### WORK REQUEST
Give the entries below again, word for word, and leave out the images.

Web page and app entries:

________________

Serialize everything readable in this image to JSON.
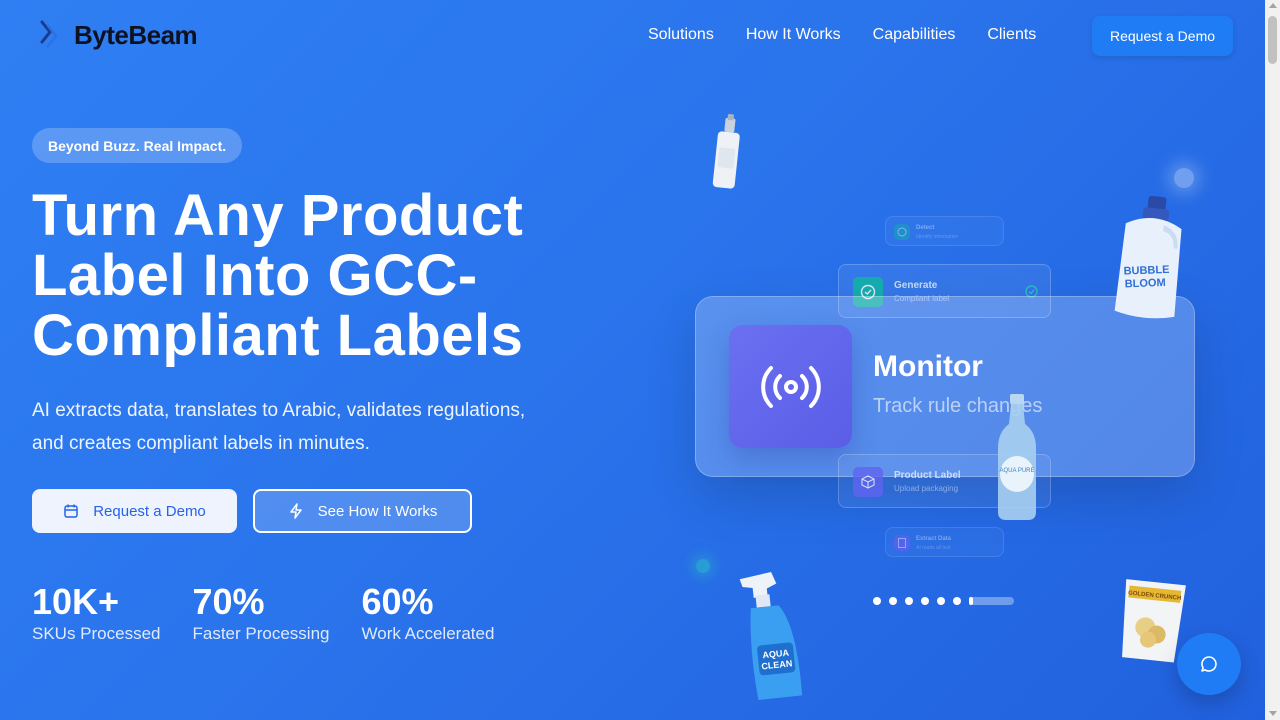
{
  "brand": {
    "name": "ByteBeam"
  },
  "nav": {
    "items": [
      "Solutions",
      "How It Works",
      "Capabilities",
      "Clients"
    ],
    "cta": "Request a Demo"
  },
  "hero": {
    "badge": "Beyond Buzz. Real Impact.",
    "headline_lines": [
      "Turn Any Product",
      "Label Into GCC-",
      "Compliant Labels"
    ],
    "subhead_lines": [
      "AI extracts data, translates to Arabic, validates regulations,",
      "and creates compliant labels in minutes."
    ],
    "primary_button": {
      "label": "Request a Demo",
      "icon": "calendar-icon"
    },
    "secondary_button": {
      "label": "See How It Works",
      "icon": "lightning-icon"
    },
    "stats": [
      {
        "value": "10K+",
        "label": "SKUs Processed"
      },
      {
        "value": "70%",
        "label": "Faster Processing"
      },
      {
        "value": "60%",
        "label": "Work Accelerated"
      }
    ]
  },
  "workflow": {
    "active": {
      "title": "Monitor",
      "subtitle": "Track rule changes",
      "icon": "broadcast-icon"
    },
    "steps": [
      {
        "title": "Detect",
        "subtitle": "Identify information",
        "icon": "globe-icon",
        "color": "#14b8a6"
      },
      {
        "title": "Generate",
        "subtitle": "Compliant label",
        "icon": "check-circle-icon",
        "color": "#14b8a6"
      },
      {
        "title": "Product Label",
        "subtitle": "Upload packaging",
        "icon": "box-icon",
        "color": "#6366f1"
      },
      {
        "title": "Extract Data",
        "subtitle": "AI reads all text",
        "icon": "document-icon",
        "color": "#8b5cf6"
      }
    ],
    "carousel": {
      "dots": 7,
      "active_index": 6
    }
  },
  "products": {
    "detergent": "BUBBLE BLOOM",
    "spray": "AQUA CLEAN",
    "chips": "GOLDEN CRUNCH",
    "water": "AQUA PURE"
  },
  "colors": {
    "accent": "#1f7cf5",
    "monitor_icon_bg": "#5a5ee8"
  },
  "chat": {
    "icon": "chat-bubble-icon"
  }
}
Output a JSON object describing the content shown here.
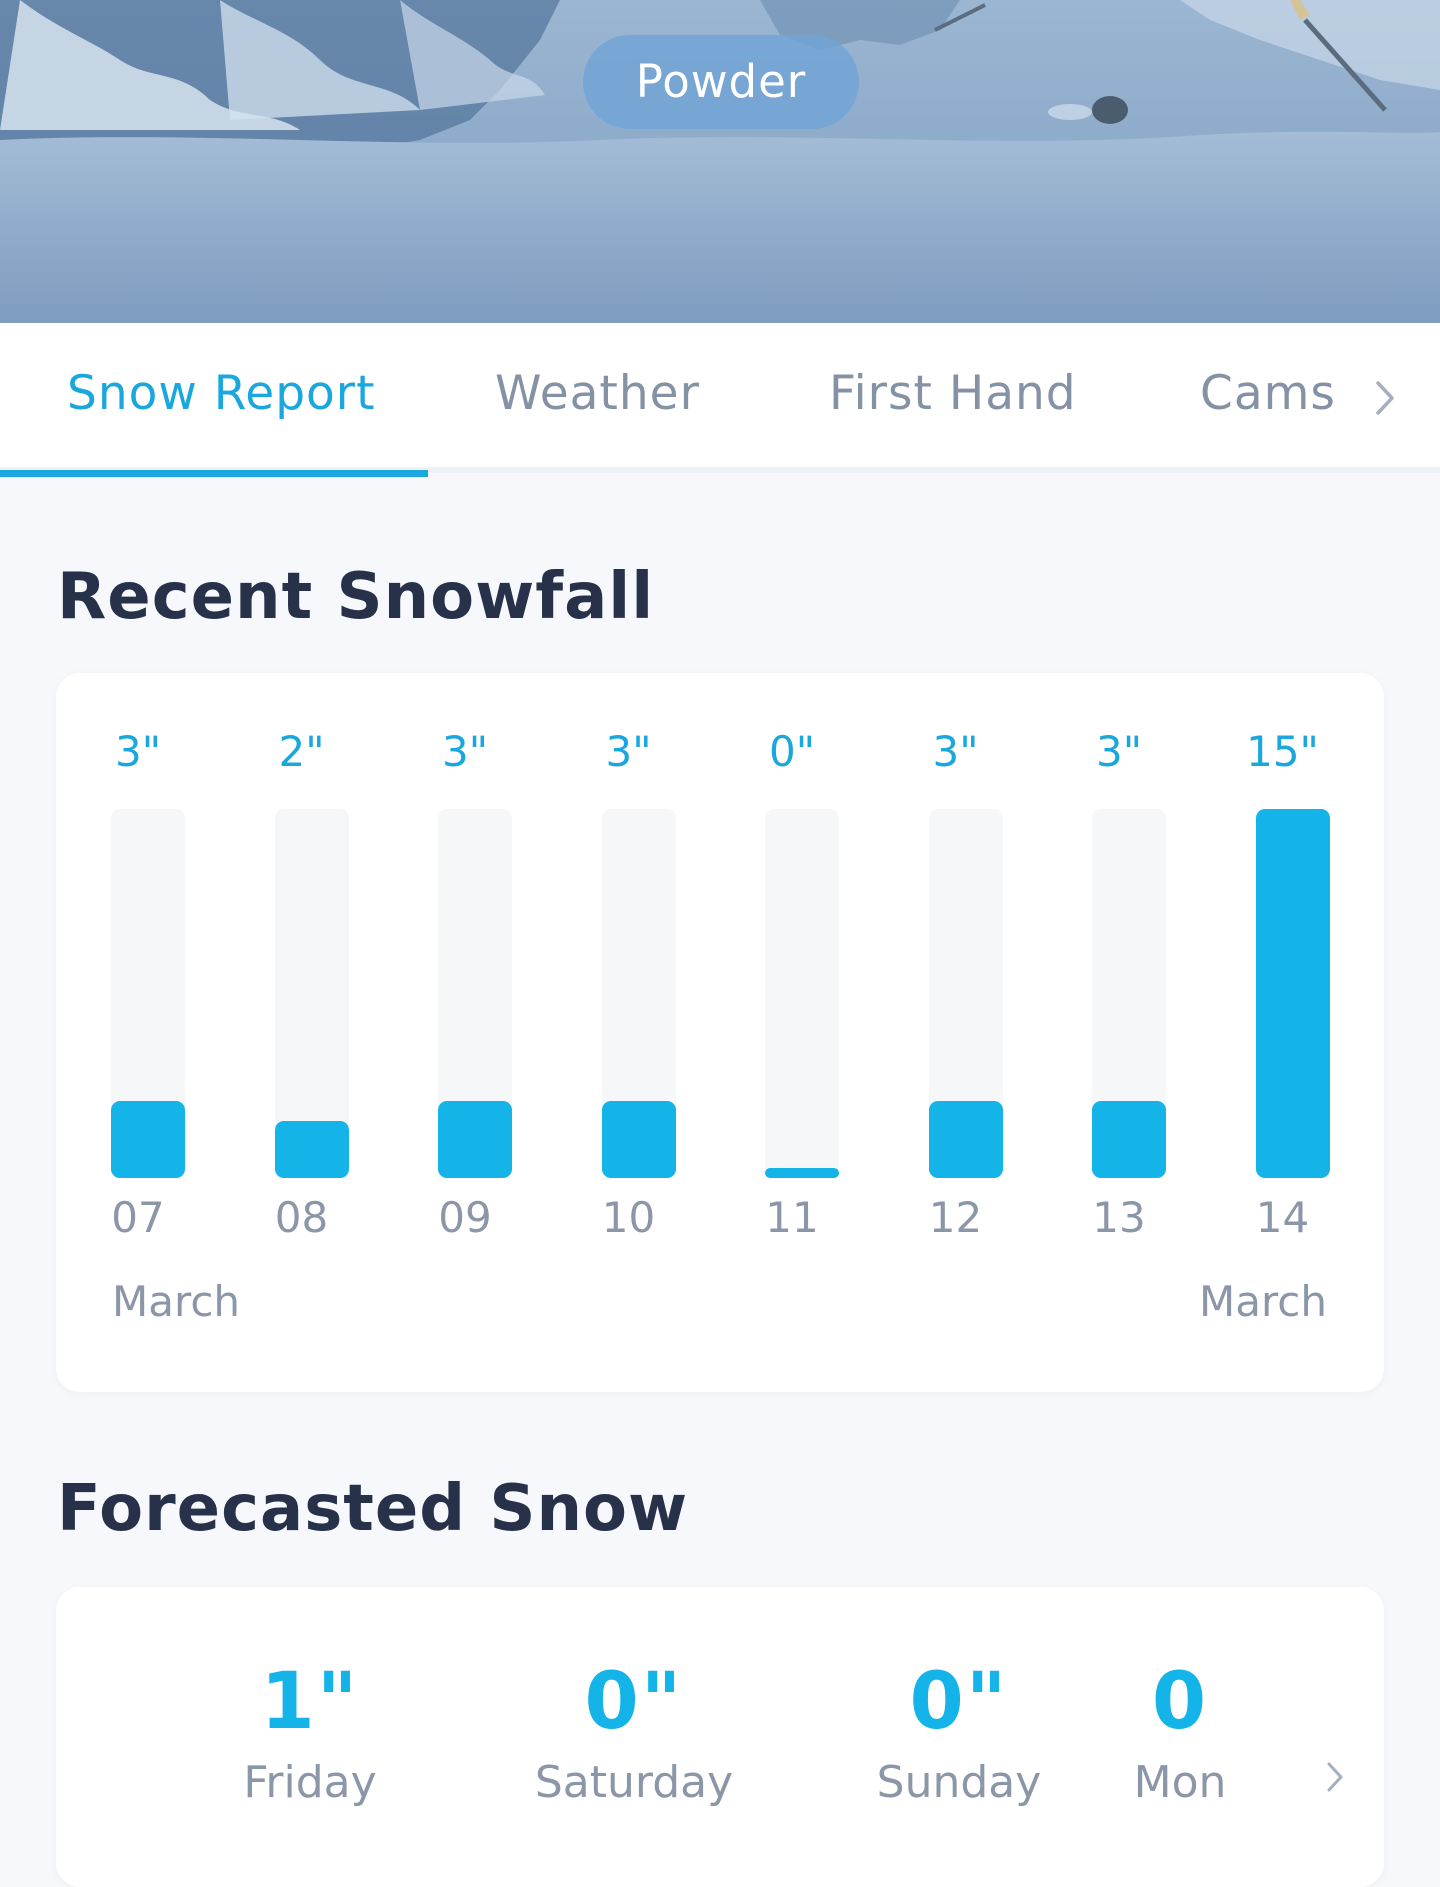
{
  "hero": {
    "badge": "Powder"
  },
  "tabs": [
    {
      "label": "Snow Report",
      "active": true
    },
    {
      "label": "Weather",
      "active": false
    },
    {
      "label": "First Hand",
      "active": false
    },
    {
      "label": "Cams",
      "active": false
    }
  ],
  "recent_snowfall": {
    "title": "Recent Snowfall",
    "start_month": "March",
    "end_month": "March"
  },
  "chart_data": {
    "type": "bar",
    "title": "Recent Snowfall",
    "categories": [
      "07",
      "08",
      "09",
      "10",
      "11",
      "12",
      "13",
      "14"
    ],
    "values": [
      3,
      2,
      3,
      3,
      0,
      3,
      3,
      15
    ],
    "value_labels": [
      "3\"",
      "2\"",
      "3\"",
      "3\"",
      "0\"",
      "3\"",
      "3\"",
      "15\""
    ],
    "unit": "inches",
    "ylim": [
      0,
      15
    ],
    "xlabel": "",
    "ylabel": "",
    "grid": false,
    "colors": {
      "bar": "#14b3e8",
      "track": "#f6f7f9",
      "label": "#1aa7de"
    }
  },
  "forecast": {
    "title": "Forecasted Snow",
    "days": [
      {
        "value": "1\"",
        "day": "Friday"
      },
      {
        "value": "0\"",
        "day": "Saturday"
      },
      {
        "value": "0\"",
        "day": "Sunday"
      },
      {
        "value": "0",
        "day": "Mon"
      }
    ]
  },
  "colors": {
    "accent": "#1aa7de",
    "heading": "#27324a",
    "muted": "#8b96a8",
    "background": "#f6f8fb"
  },
  "icons": {
    "tabs_more": "chevron-right-icon",
    "forecast_more": "chevron-right-icon"
  }
}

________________

### REPLY
Serialize everything readable in this image to JSON.
{
  "brand": {
    "name": "ByteBeam"
  },
  "nav": {
    "items": [
      "Solutions",
      "How It Works",
      "Capabilities",
      "Clients"
    ],
    "cta": "Request a Demo"
  },
  "hero": {
    "badge": "Beyond Buzz. Real Impact.",
    "headline_lines": [
      "Turn Any Product",
      "Label Into GCC-",
      "Compliant Labels"
    ],
    "subhead_lines": [
      "AI extracts data, translates to Arabic, validates regulations,",
      "and creates compliant labels in minutes."
    ],
    "primary_button": {
      "label": "Request a Demo",
      "icon": "calendar-icon"
    },
    "secondary_button": {
      "label": "See How It Works",
      "icon": "lightning-icon"
    },
    "stats": [
      {
        "value": "10K+",
        "label": "SKUs Processed"
      },
      {
        "value": "70%",
        "label": "Faster Processing"
      },
      {
        "value": "60%",
        "label": "Work Accelerated"
      }
    ]
  },
  "workflow": {
    "active": {
      "title": "Monitor",
      "subtitle": "Track rule changes",
      "icon": "broadcast-icon"
    },
    "steps": [
      {
        "title": "Detect",
        "subtitle": "Identify information",
        "icon": "globe-icon",
        "color": "#14b8a6"
      },
      {
        "title": "Generate",
        "subtitle": "Compliant label",
        "icon": "check-circle-icon",
        "color": "#14b8a6"
      },
      {
        "title": "Product Label",
        "subtitle": "Upload packaging",
        "icon": "box-icon",
        "color": "#6366f1"
      },
      {
        "title": "Extract Data",
        "subtitle": "AI reads all text",
        "icon": "document-icon",
        "color": "#8b5cf6"
      }
    ],
    "carousel": {
      "dots": 7,
      "active_index": 6
    }
  },
  "products": {
    "detergent": "BUBBLE BLOOM",
    "spray": "AQUA CLEAN",
    "chips": "GOLDEN CRUNCH",
    "water": "AQUA PURE"
  },
  "colors": {
    "accent": "#1f7cf5",
    "monitor_icon_bg": "#5a5ee8"
  },
  "chat": {
    "icon": "chat-bubble-icon"
  }
}
Output a JSON object describing the content shown here.
{
  "hero": {
    "badge": "Powder"
  },
  "tabs": [
    {
      "label": "Snow Report",
      "active": true
    },
    {
      "label": "Weather",
      "active": false
    },
    {
      "label": "First Hand",
      "active": false
    },
    {
      "label": "Cams",
      "active": false
    }
  ],
  "recent_snowfall": {
    "title": "Recent Snowfall",
    "start_month": "March",
    "end_month": "March"
  },
  "chart_data": {
    "type": "bar",
    "title": "Recent Snowfall",
    "categories": [
      "07",
      "08",
      "09",
      "10",
      "11",
      "12",
      "13",
      "14"
    ],
    "values": [
      3,
      2,
      3,
      3,
      0,
      3,
      3,
      15
    ],
    "value_labels": [
      "3\"",
      "2\"",
      "3\"",
      "3\"",
      "0\"",
      "3\"",
      "3\"",
      "15\""
    ],
    "unit": "inches",
    "ylim": [
      0,
      15
    ],
    "xlabel": "",
    "ylabel": "",
    "grid": false,
    "colors": {
      "bar": "#14b3e8",
      "track": "#f6f7f9",
      "label": "#1aa7de"
    }
  },
  "forecast": {
    "title": "Forecasted Snow",
    "days": [
      {
        "value": "1\"",
        "day": "Friday"
      },
      {
        "value": "0\"",
        "day": "Saturday"
      },
      {
        "value": "0\"",
        "day": "Sunday"
      },
      {
        "value": "0",
        "day": "Mon"
      }
    ]
  },
  "colors": {
    "accent": "#1aa7de",
    "heading": "#27324a",
    "muted": "#8b96a8",
    "background": "#f6f8fb"
  },
  "icons": {
    "tabs_more": "chevron-right-icon",
    "forecast_more": "chevron-right-icon"
  }
}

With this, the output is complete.